Some lines below hold "Clips". Pick them out and copy them.
=== Begin Enclosure ===
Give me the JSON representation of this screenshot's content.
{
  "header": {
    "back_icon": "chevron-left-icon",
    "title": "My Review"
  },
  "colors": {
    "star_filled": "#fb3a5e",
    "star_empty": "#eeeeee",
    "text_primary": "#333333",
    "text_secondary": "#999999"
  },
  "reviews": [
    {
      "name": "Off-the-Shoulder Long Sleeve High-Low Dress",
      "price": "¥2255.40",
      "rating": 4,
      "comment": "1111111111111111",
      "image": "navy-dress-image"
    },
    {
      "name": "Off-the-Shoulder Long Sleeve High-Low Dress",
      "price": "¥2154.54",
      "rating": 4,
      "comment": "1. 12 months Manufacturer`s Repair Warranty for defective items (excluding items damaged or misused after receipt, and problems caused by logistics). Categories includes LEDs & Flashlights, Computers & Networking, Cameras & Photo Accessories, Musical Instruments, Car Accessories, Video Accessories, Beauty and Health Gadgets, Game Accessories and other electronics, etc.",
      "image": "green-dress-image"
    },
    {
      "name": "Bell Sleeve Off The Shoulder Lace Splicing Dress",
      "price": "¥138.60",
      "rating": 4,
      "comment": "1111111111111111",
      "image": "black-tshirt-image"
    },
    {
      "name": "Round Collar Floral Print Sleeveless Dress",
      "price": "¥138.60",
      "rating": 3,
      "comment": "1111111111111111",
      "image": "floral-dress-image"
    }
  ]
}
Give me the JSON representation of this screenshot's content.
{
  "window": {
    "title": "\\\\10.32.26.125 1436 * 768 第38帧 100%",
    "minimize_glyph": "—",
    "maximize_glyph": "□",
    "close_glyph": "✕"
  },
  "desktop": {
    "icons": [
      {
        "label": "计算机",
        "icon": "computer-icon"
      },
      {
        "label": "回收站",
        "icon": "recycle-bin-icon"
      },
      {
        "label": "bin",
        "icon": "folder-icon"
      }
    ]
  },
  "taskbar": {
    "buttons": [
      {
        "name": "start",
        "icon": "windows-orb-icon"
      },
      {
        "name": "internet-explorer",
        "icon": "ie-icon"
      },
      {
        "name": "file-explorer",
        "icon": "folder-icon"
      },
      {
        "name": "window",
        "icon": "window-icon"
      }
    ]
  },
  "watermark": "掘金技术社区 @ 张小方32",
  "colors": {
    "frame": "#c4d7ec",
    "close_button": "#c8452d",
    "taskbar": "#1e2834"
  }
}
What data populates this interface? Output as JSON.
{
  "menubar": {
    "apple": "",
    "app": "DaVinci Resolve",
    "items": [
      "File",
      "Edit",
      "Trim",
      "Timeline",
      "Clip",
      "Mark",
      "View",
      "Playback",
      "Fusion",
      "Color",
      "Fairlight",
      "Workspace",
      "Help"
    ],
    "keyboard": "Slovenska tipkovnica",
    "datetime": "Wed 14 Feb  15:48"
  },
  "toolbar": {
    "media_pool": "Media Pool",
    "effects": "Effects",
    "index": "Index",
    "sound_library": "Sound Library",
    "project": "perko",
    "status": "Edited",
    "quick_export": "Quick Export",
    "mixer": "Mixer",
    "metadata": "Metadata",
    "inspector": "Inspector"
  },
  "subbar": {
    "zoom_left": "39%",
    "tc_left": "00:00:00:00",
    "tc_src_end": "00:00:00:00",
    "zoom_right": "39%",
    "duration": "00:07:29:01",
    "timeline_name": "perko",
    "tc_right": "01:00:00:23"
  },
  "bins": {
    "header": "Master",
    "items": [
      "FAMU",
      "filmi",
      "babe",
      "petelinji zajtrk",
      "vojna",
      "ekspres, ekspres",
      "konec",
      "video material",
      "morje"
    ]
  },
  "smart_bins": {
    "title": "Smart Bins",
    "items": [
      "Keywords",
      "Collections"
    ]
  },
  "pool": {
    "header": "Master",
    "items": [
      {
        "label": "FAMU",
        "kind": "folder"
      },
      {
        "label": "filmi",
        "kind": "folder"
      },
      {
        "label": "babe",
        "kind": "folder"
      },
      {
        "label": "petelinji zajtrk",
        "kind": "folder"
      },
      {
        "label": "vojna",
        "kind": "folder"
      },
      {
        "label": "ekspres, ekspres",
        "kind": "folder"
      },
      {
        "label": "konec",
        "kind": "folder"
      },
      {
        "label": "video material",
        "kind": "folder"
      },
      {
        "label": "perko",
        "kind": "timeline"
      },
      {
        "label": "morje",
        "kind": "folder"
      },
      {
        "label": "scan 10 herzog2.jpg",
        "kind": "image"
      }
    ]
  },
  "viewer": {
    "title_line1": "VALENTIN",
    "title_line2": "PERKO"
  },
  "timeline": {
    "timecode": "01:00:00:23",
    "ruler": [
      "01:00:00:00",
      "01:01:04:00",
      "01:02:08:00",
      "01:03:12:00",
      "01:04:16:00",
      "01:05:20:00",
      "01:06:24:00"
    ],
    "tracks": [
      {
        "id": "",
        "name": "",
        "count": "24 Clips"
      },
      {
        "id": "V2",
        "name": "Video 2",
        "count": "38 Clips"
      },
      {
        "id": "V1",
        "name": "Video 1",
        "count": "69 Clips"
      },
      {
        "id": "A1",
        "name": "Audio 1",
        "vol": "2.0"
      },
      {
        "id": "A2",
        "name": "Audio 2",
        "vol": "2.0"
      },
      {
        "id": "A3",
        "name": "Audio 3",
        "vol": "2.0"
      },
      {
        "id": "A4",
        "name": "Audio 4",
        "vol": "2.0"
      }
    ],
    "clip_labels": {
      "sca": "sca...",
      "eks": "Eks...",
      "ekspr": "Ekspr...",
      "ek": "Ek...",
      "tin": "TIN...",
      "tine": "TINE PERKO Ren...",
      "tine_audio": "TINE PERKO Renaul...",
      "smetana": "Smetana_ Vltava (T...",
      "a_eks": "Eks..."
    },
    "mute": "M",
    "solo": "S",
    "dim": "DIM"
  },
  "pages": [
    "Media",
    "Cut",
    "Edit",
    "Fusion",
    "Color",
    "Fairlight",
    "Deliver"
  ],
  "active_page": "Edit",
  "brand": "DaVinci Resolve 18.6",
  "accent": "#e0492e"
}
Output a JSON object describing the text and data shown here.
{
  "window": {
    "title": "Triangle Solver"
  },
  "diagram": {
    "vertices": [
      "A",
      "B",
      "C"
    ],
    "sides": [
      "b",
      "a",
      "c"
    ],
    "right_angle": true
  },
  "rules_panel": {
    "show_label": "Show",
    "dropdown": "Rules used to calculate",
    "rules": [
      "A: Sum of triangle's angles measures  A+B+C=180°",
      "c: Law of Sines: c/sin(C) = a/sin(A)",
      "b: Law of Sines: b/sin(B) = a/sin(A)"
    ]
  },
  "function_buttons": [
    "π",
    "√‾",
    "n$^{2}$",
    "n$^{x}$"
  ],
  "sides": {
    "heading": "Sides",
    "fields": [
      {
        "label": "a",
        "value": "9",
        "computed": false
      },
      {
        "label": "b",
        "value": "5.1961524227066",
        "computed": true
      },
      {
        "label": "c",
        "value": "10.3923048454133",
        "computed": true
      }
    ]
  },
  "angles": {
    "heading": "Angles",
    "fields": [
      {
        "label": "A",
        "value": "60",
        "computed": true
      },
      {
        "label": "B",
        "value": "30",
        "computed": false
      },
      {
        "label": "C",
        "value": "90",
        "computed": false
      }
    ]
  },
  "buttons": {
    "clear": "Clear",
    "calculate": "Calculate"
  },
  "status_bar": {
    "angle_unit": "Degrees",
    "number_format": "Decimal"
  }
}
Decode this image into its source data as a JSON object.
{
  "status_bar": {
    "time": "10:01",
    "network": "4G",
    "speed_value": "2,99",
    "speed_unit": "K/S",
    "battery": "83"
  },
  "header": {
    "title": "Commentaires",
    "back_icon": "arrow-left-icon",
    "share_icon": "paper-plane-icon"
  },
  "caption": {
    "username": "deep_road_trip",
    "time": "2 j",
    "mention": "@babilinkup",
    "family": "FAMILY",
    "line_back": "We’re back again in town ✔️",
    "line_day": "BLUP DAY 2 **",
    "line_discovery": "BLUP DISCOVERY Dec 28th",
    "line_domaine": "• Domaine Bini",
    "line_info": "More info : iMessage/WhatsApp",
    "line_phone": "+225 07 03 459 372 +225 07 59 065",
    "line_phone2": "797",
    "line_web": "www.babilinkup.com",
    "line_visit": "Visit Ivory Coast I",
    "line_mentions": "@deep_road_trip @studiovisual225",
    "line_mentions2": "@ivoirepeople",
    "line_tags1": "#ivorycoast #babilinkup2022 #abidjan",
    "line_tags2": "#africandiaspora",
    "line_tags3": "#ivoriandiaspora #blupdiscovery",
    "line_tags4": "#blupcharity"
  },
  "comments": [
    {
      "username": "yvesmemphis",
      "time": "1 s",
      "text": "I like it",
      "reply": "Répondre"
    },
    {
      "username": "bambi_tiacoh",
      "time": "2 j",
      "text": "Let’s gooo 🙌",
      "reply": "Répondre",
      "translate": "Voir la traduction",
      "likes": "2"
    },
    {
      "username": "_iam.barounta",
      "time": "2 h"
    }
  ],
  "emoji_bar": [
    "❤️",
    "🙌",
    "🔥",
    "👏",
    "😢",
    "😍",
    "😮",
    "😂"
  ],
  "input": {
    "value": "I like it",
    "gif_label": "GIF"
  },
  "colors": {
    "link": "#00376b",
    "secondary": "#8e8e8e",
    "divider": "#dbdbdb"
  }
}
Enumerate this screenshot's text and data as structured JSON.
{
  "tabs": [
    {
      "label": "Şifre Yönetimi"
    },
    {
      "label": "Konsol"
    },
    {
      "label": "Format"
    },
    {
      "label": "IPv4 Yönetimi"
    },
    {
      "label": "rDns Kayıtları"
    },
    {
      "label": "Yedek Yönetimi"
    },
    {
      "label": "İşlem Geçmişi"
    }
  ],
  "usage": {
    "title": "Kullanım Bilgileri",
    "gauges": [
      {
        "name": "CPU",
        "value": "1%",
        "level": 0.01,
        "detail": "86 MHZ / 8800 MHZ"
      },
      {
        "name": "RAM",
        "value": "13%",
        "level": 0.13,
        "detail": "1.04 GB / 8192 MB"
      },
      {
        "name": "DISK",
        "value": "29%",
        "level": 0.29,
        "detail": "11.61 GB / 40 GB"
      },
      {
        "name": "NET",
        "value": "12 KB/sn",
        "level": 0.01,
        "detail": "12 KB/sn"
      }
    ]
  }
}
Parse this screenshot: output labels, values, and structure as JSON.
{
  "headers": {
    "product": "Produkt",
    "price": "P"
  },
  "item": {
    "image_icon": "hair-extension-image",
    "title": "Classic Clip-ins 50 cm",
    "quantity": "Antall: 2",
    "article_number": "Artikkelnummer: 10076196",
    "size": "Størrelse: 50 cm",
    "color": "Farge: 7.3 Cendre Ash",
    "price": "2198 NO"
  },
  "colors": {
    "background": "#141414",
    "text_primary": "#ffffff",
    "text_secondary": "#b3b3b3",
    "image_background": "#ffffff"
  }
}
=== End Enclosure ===
# [Solution to this problem]
        "count": "24 Clips"
        "count": "38 Clips"
        "count": "69 Clips"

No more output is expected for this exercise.